Materials provided ->
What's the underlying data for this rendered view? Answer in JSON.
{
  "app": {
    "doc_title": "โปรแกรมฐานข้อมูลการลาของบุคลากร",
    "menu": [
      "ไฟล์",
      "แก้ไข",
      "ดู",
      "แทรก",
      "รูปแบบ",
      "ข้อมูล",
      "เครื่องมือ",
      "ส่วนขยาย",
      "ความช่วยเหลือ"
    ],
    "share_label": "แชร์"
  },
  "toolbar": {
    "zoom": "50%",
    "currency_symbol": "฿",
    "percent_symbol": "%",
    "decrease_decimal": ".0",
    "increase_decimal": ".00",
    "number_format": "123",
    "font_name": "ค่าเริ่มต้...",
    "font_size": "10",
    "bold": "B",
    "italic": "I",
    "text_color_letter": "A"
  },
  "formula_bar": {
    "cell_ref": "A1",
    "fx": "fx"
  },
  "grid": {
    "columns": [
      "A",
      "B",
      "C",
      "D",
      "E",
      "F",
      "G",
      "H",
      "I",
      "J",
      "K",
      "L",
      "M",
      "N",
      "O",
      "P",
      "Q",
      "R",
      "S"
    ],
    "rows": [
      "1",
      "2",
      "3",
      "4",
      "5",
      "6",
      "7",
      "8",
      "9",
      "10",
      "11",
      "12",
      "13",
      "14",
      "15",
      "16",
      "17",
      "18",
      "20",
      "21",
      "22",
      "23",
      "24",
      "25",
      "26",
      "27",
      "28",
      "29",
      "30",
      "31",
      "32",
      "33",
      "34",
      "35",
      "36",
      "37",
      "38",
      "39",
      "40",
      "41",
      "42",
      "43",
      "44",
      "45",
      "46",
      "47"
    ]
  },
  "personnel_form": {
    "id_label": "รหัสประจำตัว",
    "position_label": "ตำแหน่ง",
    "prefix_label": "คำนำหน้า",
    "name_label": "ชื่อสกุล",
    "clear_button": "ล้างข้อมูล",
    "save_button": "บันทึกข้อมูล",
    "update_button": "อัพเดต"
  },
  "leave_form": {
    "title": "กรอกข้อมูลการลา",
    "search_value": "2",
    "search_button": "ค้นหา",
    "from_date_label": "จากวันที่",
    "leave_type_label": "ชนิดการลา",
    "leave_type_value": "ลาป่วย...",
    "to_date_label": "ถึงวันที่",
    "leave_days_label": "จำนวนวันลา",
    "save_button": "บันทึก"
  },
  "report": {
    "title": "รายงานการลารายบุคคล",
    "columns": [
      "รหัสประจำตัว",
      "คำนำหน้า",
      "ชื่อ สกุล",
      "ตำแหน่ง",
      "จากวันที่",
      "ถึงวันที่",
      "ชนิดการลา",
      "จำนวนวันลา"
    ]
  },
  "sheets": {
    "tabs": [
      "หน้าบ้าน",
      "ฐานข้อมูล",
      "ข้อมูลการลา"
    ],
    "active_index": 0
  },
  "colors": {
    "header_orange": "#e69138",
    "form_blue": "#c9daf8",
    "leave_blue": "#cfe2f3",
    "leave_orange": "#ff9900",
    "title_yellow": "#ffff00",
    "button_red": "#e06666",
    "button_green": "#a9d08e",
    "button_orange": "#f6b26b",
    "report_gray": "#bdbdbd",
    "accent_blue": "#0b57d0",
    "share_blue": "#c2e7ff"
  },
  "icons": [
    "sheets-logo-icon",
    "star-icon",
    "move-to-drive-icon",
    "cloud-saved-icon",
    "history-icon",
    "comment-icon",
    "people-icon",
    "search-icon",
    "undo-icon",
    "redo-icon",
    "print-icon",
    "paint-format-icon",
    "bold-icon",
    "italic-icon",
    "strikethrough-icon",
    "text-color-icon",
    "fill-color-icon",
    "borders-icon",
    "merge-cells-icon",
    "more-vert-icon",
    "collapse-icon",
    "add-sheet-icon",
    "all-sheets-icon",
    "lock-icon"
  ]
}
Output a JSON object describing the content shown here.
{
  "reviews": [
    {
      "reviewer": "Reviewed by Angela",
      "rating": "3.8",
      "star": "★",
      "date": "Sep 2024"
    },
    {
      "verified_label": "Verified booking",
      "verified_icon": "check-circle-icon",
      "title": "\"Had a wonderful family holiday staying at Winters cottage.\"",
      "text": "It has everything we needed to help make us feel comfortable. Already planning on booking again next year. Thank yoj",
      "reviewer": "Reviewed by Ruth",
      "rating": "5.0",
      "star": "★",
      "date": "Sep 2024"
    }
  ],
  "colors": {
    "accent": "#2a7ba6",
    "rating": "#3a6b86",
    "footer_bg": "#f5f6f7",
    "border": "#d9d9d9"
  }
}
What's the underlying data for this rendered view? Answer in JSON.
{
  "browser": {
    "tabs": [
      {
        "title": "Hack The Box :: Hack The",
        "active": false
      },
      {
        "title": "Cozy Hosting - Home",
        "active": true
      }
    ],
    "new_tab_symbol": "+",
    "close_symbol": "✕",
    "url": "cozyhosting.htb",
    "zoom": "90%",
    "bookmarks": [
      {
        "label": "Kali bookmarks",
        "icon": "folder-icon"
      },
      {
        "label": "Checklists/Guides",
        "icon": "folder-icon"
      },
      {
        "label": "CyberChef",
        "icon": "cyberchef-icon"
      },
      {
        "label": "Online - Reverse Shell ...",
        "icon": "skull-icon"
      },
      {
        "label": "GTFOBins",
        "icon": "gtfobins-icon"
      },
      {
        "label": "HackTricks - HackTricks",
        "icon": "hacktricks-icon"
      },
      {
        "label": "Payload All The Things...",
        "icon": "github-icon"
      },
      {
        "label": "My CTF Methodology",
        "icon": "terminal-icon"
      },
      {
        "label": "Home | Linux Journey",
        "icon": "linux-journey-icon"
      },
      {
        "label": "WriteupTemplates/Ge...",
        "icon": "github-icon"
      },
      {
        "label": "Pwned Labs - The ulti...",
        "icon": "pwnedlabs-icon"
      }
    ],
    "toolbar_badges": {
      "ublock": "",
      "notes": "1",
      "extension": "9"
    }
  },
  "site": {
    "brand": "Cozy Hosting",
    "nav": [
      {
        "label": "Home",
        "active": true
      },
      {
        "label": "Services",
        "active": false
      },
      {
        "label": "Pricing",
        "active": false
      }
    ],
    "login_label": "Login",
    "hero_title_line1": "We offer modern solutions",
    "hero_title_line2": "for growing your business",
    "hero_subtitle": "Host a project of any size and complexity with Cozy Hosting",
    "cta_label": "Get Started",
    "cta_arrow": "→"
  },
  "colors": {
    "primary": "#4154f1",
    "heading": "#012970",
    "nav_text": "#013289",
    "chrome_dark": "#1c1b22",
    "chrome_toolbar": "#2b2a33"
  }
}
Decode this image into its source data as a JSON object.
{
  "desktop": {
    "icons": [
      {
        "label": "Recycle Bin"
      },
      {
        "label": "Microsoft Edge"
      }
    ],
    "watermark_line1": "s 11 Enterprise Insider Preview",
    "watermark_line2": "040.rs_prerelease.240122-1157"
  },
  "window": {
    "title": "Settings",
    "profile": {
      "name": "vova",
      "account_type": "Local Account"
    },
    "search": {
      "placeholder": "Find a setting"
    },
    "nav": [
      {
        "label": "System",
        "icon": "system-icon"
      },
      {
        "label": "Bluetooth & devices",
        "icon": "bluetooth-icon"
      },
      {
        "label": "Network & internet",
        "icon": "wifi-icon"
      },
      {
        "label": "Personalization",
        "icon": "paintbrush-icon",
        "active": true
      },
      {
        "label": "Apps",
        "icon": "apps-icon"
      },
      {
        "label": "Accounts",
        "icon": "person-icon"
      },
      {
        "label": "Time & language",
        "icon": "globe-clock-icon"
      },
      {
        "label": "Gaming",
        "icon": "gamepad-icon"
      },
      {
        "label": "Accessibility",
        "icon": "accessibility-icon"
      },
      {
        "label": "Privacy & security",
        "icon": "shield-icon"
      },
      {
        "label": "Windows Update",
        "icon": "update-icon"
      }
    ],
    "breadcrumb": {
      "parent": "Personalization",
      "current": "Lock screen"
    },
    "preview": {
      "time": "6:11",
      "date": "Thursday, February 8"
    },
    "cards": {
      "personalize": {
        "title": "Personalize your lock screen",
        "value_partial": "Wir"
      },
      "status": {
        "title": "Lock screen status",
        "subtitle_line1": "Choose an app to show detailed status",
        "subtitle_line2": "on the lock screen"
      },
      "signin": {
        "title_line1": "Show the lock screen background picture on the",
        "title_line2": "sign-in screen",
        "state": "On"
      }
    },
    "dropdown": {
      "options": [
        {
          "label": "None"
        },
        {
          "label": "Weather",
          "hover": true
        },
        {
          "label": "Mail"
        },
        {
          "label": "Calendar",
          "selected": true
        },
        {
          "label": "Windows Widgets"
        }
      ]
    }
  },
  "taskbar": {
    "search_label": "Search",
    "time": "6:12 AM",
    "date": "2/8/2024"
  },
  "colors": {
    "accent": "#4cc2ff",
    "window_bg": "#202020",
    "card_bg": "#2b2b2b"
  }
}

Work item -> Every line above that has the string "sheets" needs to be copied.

Solution for this problem ->
  "sheets": {
    "sheets-logo-icon",
    "all-sheets-icon",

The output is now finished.